|Cooperative Classification||H01R2201/12, H01R13/6392, Y10S439/909, A61M2025/0246, A61M2025/028, A61M25/02, Y10S439/905, A61M2025/024, A61M2025/0266, A61M2005/1416, Y10S224/93|
|European Classification||H01R13/639B, A61M25/02|
|May 3, 2008||AS||Assignment|
Owner name: VENTRACOR LIMITED, AUSTRALIA
Free format text: ASSIGNMENT OF ASSIGNORS INTEREST;ASSIGNOR:EARL, NICHOLAS ANDREW;REEL/FRAME:020928/0550
Effective date: 20071218
|Apr 5, 2010||AS||Assignment|
Owner name: THORATEC CORPORATION,CALIFORNIA
Free format text: ASSIGNMENT OF ASSIGNORS INTEREST;ASSIGNOR:VENTRACOR LIMITED;REEL/FRAME:024188/0261
Effective date: 20100121
Owner name: THORATEC CORPORATION, CALIFORNIA
Free format text: ASSIGNMENT OF ASSIGNORS INTEREST;ASSIGNOR:VENTRACOR LIMITED;REEL/FRAME:024188/0261
Effective date: 20100121

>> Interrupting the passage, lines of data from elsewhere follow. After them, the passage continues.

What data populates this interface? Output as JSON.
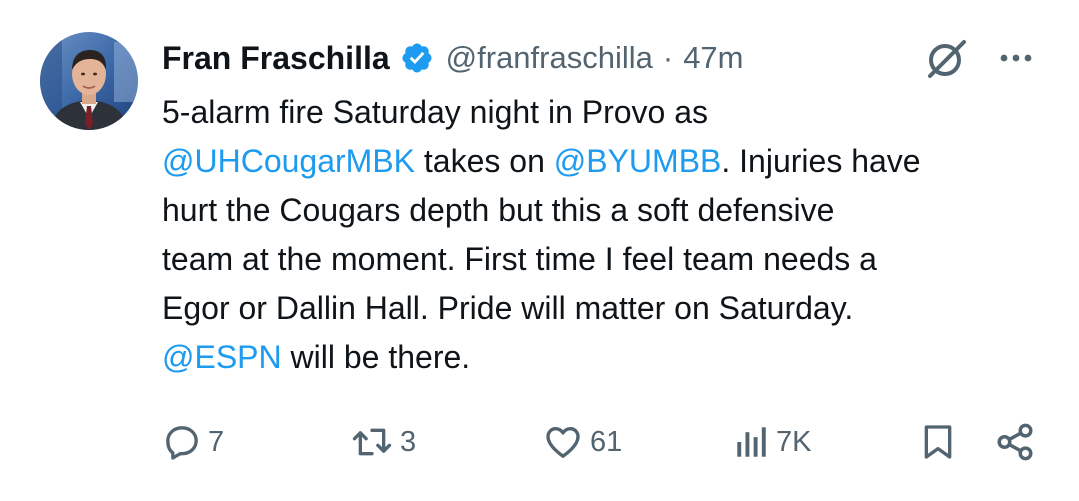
{
  "tweet": {
    "author_name": "Fran Fraschilla",
    "handle": "@franfraschilla",
    "separator": "·",
    "time": "47m",
    "lines": [
      [
        {
          "t": "5-alarm fire Saturday night in Provo as",
          "m": false
        }
      ],
      [
        {
          "t": "@UHCougarMBK",
          "m": true
        },
        {
          "t": " takes on ",
          "m": false
        },
        {
          "t": "@BYUMBB",
          "m": true
        },
        {
          "t": ". Injuries have",
          "m": false
        }
      ],
      [
        {
          "t": "hurt the Cougars depth but this a soft defensive",
          "m": false
        }
      ],
      [
        {
          "t": "team at the moment. First time I feel team needs a",
          "m": false
        }
      ],
      [
        {
          "t": "Egor or Dallin Hall. Pride will matter on Saturday.",
          "m": false
        }
      ],
      [
        {
          "t": "@ESPN",
          "m": true
        },
        {
          "t": " will be there.",
          "m": false
        }
      ]
    ]
  },
  "actions": {
    "replies": "7",
    "reposts": "3",
    "likes": "61",
    "views": "7K"
  },
  "icons": {
    "verified": "verified-badge-icon",
    "grok": "grok-icon",
    "more": "more-options-icon",
    "reply": "reply-icon",
    "repost": "repost-icon",
    "like": "heart-icon",
    "views": "views-chart-icon",
    "bookmark": "bookmark-icon",
    "share": "share-icon"
  },
  "colors": {
    "link": "#1d9bf0",
    "secondary_text": "#536471",
    "primary_text": "#0f1419",
    "verified": "#1d9bf0"
  }
}
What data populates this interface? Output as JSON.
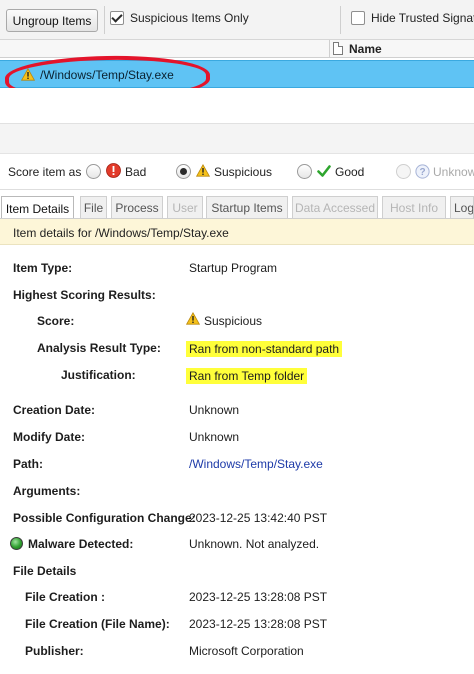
{
  "toolbar": {
    "ungroup_label": "Ungroup Items",
    "suspicious_only_label": "Suspicious Items Only",
    "suspicious_only_checked": true,
    "hide_trusted_label": "Hide Trusted Signatu",
    "hide_trusted_checked": false
  },
  "table": {
    "name_header": "Name",
    "selected_row_path": "/Windows/Temp/Stay.exe",
    "selected_row_icon": "warning-icon"
  },
  "score": {
    "label": "Score item as",
    "options": [
      {
        "label": "Bad",
        "icon": "bad-icon",
        "selected": false,
        "enabled": true
      },
      {
        "label": "Suspicious",
        "icon": "warning-icon",
        "selected": true,
        "enabled": true
      },
      {
        "label": "Good",
        "icon": "checkmark-icon",
        "selected": false,
        "enabled": true
      },
      {
        "label": "Unknow",
        "icon": "question-icon",
        "selected": false,
        "enabled": false
      }
    ]
  },
  "tabs": [
    {
      "label": "Item Details",
      "active": true,
      "enabled": true
    },
    {
      "label": "File",
      "active": false,
      "enabled": true
    },
    {
      "label": "Process",
      "active": false,
      "enabled": true
    },
    {
      "label": "User",
      "active": false,
      "enabled": false
    },
    {
      "label": "Startup Items",
      "active": false,
      "enabled": true
    },
    {
      "label": "Data Accessed",
      "active": false,
      "enabled": false
    },
    {
      "label": "Host Info",
      "active": false,
      "enabled": false
    },
    {
      "label": "Log",
      "active": false,
      "enabled": true
    }
  ],
  "details": {
    "header": "Item details for /Windows/Temp/Stay.exe",
    "item_type_label": "Item Type:",
    "item_type_value": "Startup Program",
    "highest_scoring_label": "Highest Scoring Results:",
    "score_label": "Score:",
    "score_value": "Suspicious",
    "analysis_type_label": "Analysis Result Type:",
    "analysis_type_value": "Ran from non-standard path",
    "justification_label": "Justification:",
    "justification_value": "Ran from Temp folder",
    "creation_date_label": "Creation Date:",
    "creation_date_value": "Unknown",
    "modify_date_label": "Modify Date:",
    "modify_date_value": "Unknown",
    "path_label": "Path:",
    "path_value": "/Windows/Temp/Stay.exe",
    "arguments_label": "Arguments:",
    "config_change_label": "Possible Configuration Change:",
    "config_change_value": "2023-12-25 13:42:40 PST",
    "malware_label": "Malware Detected:",
    "malware_value": "Unknown. Not analyzed.",
    "file_details_label": "File Details",
    "file_creation_label": "File Creation :",
    "file_creation_value": "2023-12-25 13:28:08 PST",
    "file_creation_fn_label": "File Creation (File Name):",
    "file_creation_fn_value": "2023-12-25 13:28:08 PST",
    "publisher_label": "Publisher:",
    "publisher_value": "Microsoft Corporation"
  },
  "colors": {
    "selection": "#5fc3f4",
    "highlight": "#ffff3a",
    "annotation_circle": "#e3142b",
    "details_header_bg": "#fdf6d8",
    "link": "#1d3aa8"
  }
}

|Oct 12, 2015||FPAY||Fee payment|
Year of fee payment: 4